(Data excerpts)

--------------------------------------------------

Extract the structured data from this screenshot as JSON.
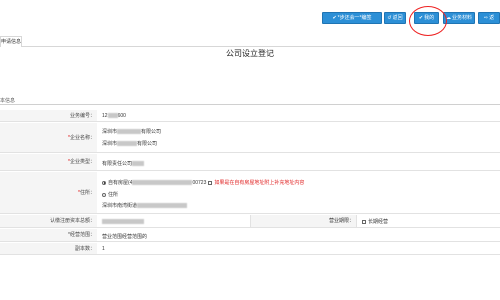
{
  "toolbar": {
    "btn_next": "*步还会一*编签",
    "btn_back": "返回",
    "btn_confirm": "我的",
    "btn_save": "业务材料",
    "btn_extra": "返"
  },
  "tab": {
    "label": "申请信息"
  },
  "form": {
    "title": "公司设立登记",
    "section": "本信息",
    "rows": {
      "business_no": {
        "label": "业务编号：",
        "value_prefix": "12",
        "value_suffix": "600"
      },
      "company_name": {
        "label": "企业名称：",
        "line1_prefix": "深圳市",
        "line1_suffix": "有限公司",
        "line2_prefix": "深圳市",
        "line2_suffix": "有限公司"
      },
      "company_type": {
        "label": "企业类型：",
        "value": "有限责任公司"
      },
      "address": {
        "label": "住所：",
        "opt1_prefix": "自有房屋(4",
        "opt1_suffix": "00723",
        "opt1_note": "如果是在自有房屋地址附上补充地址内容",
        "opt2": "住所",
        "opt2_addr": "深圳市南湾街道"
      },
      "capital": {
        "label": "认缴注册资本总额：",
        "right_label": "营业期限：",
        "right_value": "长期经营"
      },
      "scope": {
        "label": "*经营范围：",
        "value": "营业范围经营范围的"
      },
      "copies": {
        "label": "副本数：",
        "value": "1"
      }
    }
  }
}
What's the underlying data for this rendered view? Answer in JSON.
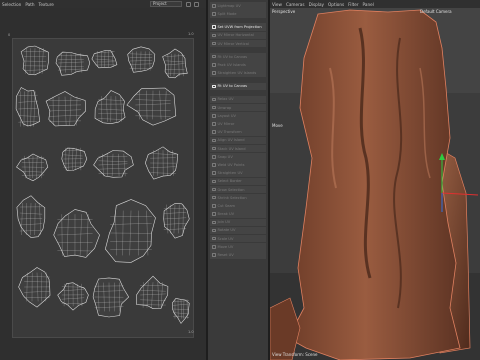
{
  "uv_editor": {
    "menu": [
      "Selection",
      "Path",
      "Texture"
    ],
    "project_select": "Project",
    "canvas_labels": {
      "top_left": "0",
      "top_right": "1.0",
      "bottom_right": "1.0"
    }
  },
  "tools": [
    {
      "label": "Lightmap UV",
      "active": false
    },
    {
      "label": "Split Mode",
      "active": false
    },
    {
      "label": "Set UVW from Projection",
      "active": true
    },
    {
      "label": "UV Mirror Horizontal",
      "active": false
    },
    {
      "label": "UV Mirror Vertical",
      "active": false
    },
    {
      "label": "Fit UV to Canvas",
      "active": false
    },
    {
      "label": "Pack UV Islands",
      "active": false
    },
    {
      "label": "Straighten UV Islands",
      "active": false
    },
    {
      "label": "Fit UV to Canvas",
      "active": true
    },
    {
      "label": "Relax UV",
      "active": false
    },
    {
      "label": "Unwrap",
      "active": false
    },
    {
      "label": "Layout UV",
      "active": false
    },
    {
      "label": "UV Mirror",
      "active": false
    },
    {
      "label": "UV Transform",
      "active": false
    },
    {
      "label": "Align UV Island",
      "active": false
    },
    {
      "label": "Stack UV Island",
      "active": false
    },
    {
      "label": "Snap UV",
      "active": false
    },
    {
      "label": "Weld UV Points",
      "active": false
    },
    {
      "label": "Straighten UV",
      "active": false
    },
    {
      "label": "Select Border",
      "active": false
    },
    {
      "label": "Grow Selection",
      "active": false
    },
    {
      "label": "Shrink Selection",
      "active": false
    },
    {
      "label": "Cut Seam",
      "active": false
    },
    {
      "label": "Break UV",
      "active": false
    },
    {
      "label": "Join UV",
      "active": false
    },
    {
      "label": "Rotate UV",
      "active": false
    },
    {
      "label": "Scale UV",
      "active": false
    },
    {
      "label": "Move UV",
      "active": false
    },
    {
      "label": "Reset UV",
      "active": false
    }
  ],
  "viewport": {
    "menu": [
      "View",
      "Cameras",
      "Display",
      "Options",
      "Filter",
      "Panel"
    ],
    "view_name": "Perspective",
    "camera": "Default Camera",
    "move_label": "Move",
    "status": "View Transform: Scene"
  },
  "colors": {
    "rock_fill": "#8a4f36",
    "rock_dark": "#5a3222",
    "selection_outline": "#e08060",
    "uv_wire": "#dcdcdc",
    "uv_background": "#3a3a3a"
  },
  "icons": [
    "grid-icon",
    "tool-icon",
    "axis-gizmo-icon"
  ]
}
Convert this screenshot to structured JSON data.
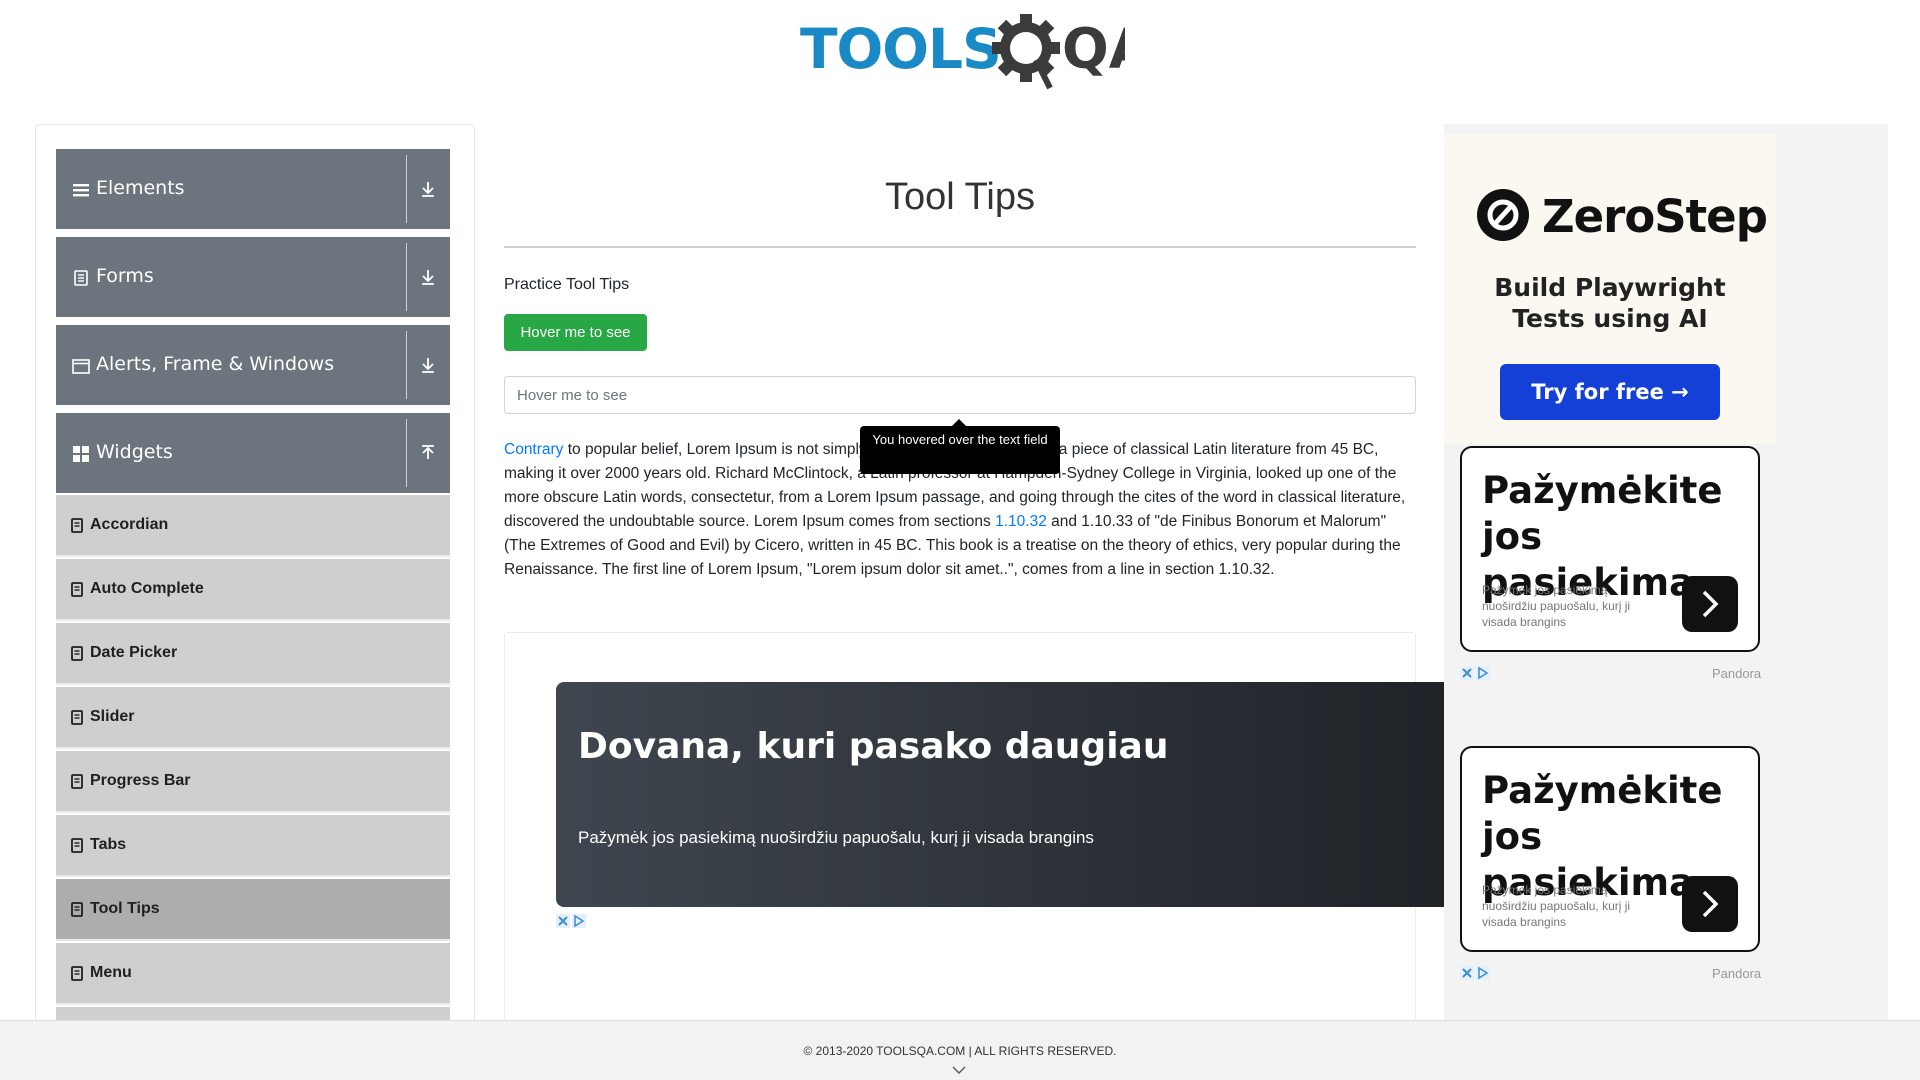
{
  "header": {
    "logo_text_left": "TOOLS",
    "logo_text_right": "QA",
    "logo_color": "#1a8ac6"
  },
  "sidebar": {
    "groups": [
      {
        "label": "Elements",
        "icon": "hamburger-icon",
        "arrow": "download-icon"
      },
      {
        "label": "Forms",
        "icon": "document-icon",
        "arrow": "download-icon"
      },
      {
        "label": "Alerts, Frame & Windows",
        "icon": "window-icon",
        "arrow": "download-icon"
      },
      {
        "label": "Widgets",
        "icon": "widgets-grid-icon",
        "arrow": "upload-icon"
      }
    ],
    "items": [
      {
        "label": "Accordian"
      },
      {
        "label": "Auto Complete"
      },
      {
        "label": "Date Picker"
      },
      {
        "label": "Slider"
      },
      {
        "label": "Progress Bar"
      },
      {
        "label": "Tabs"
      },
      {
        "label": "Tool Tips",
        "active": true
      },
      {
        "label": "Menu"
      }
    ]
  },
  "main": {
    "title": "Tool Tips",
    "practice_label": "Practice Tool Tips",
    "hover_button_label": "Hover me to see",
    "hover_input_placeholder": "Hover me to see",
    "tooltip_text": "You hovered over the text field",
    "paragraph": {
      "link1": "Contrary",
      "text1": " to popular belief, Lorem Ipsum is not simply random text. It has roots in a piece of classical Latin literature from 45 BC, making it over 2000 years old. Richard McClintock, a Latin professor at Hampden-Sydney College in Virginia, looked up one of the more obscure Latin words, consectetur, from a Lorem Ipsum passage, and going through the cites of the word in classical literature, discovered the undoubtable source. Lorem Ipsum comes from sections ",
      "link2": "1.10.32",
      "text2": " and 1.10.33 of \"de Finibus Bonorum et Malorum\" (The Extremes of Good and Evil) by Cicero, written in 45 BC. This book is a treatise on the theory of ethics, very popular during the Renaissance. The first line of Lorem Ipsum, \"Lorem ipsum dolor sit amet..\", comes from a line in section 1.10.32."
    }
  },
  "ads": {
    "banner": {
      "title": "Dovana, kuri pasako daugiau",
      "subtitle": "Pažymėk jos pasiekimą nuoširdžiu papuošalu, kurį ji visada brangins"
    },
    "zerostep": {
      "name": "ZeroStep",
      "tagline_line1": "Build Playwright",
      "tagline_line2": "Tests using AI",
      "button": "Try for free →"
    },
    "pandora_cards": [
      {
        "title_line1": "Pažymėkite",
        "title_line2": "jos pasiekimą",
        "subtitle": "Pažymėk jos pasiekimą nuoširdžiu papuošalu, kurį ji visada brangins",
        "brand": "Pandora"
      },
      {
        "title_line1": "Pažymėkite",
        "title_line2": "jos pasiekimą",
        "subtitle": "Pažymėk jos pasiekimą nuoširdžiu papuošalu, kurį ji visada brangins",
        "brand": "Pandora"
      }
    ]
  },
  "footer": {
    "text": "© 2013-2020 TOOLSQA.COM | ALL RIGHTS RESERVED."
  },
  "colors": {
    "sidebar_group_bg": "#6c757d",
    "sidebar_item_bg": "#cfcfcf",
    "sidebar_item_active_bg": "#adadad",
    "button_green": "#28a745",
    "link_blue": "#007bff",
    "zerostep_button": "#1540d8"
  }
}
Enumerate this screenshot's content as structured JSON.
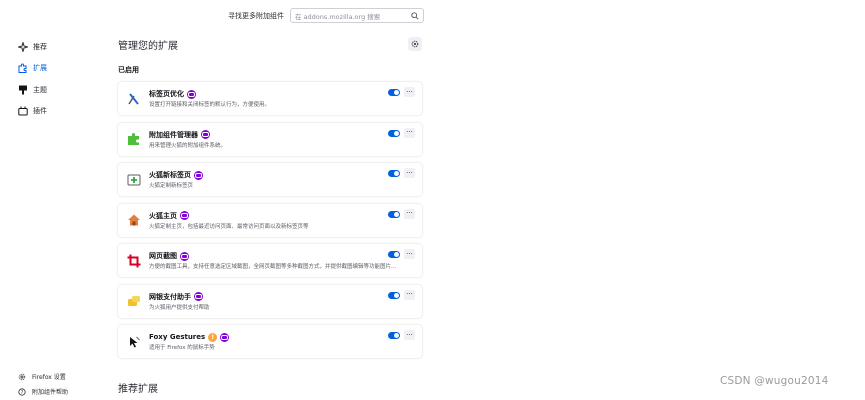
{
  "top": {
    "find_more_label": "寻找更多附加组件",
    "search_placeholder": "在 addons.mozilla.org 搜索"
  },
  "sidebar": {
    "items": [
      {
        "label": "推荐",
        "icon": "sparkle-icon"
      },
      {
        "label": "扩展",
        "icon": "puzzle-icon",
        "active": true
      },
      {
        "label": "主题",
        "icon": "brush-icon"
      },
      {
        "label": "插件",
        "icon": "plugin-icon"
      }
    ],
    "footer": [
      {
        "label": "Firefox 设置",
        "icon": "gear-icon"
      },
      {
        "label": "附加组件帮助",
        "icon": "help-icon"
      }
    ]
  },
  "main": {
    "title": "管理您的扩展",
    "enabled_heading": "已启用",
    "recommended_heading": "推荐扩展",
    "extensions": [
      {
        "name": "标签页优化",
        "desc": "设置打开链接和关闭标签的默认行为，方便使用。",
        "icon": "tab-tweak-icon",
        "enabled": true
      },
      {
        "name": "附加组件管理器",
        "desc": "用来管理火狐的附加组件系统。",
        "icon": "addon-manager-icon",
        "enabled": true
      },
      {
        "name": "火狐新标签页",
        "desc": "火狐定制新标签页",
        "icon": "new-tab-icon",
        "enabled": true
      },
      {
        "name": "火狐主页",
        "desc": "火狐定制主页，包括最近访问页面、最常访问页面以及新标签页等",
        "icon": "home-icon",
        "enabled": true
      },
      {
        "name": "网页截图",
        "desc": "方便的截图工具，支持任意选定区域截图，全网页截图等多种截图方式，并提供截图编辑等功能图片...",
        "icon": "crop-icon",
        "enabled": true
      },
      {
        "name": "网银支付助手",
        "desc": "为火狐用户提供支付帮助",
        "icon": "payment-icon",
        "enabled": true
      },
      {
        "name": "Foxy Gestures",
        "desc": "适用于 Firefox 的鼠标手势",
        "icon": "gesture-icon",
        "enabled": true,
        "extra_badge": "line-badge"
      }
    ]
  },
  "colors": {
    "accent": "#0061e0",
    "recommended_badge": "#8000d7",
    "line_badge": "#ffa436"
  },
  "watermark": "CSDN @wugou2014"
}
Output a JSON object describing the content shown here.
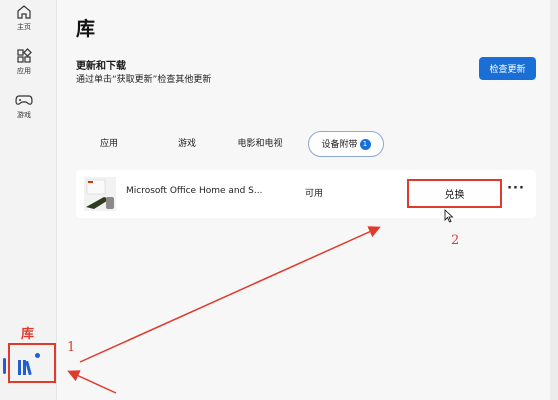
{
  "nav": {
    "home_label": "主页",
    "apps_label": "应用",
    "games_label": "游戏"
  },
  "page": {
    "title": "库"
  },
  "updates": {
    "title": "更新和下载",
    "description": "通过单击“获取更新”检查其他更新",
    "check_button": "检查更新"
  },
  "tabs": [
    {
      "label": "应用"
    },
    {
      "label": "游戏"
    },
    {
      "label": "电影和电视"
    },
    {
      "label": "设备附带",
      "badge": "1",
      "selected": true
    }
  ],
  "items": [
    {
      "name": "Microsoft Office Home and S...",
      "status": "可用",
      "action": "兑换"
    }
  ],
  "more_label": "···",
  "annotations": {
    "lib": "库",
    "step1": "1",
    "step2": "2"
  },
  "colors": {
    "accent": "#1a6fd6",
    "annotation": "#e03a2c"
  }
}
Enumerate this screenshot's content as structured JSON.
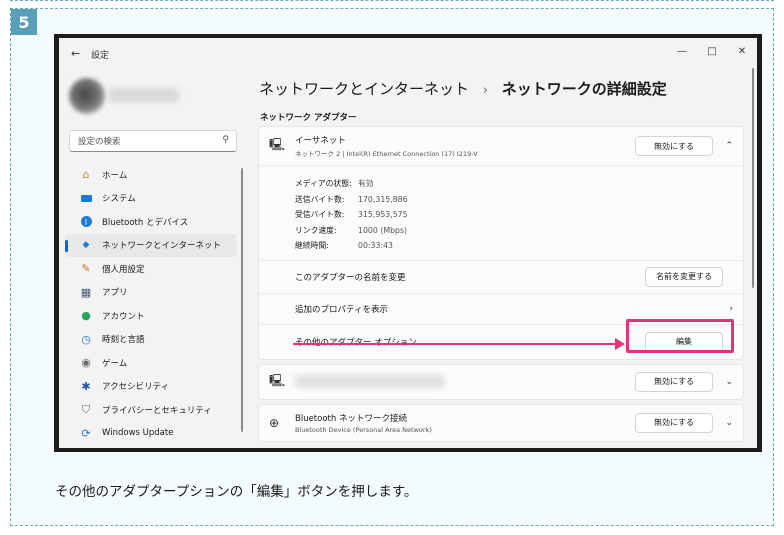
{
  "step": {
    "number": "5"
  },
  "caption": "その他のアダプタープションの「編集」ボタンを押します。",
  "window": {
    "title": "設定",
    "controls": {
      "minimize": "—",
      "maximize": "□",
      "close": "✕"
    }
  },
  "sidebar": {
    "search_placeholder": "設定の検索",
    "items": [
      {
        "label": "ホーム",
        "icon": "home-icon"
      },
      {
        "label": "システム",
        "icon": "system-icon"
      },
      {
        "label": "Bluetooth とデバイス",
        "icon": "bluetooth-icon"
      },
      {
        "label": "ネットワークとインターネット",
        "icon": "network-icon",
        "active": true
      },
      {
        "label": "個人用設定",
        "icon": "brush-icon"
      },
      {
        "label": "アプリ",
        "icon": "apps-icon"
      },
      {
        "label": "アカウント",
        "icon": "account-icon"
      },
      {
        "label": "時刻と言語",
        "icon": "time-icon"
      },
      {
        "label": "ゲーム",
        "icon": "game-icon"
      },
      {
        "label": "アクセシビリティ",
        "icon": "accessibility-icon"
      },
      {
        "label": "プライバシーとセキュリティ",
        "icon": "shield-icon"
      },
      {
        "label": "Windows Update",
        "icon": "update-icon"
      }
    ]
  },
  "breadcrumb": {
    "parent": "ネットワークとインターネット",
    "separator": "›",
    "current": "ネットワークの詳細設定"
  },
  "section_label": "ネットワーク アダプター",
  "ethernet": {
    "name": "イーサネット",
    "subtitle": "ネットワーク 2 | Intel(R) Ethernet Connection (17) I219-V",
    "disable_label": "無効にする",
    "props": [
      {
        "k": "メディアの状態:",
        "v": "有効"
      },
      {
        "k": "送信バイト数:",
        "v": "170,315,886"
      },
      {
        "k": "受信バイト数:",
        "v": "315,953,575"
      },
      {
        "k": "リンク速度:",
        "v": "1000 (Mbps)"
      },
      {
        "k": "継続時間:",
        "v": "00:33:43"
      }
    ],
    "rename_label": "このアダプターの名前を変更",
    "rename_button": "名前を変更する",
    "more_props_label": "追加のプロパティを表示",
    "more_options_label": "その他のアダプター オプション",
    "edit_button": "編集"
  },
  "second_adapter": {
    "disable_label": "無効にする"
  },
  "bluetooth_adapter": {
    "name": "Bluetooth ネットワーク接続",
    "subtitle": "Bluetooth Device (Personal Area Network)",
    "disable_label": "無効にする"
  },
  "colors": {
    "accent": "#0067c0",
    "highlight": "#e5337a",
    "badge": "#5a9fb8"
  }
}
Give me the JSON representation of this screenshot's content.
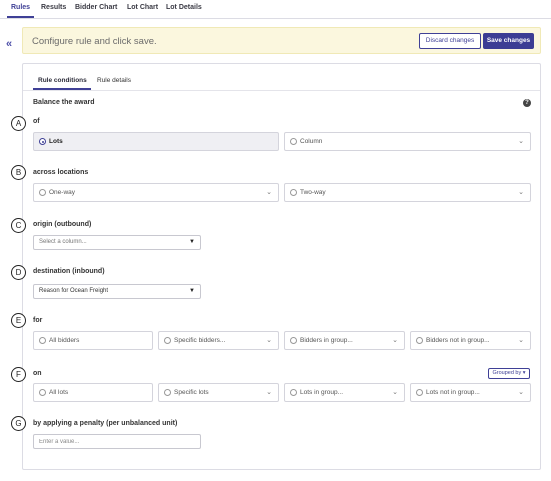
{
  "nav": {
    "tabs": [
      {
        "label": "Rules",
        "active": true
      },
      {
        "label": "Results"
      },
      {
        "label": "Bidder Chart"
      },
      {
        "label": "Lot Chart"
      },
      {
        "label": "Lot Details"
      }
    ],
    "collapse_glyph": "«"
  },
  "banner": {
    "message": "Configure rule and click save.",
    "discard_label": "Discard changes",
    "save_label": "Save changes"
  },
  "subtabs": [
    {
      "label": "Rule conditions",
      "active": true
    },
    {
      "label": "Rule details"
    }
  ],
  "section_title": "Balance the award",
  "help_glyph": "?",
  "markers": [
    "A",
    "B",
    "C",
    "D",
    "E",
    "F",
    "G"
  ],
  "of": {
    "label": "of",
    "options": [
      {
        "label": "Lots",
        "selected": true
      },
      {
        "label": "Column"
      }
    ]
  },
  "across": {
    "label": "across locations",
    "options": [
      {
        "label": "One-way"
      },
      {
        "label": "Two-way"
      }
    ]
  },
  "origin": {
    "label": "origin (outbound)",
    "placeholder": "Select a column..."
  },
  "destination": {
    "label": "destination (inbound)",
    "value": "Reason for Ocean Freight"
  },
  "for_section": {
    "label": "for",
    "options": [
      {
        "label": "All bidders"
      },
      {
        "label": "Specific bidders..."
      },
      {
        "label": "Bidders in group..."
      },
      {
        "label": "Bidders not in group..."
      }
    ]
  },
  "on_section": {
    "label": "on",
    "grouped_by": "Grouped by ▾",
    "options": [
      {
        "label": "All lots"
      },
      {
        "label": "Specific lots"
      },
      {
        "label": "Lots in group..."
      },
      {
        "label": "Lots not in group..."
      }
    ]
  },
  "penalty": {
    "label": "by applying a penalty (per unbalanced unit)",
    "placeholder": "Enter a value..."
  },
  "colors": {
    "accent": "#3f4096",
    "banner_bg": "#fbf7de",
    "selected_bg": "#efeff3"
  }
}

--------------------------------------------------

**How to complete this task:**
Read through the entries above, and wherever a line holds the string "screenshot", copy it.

**Written response:**
Extract the structured data from this screenshot as JSON.
Convert this screenshot to structured JSON data.
Enumerate this screenshot's content as structured JSON.
Enumerate this screenshot's content as structured JSON.
Give me the JSON representation of this screenshot's content.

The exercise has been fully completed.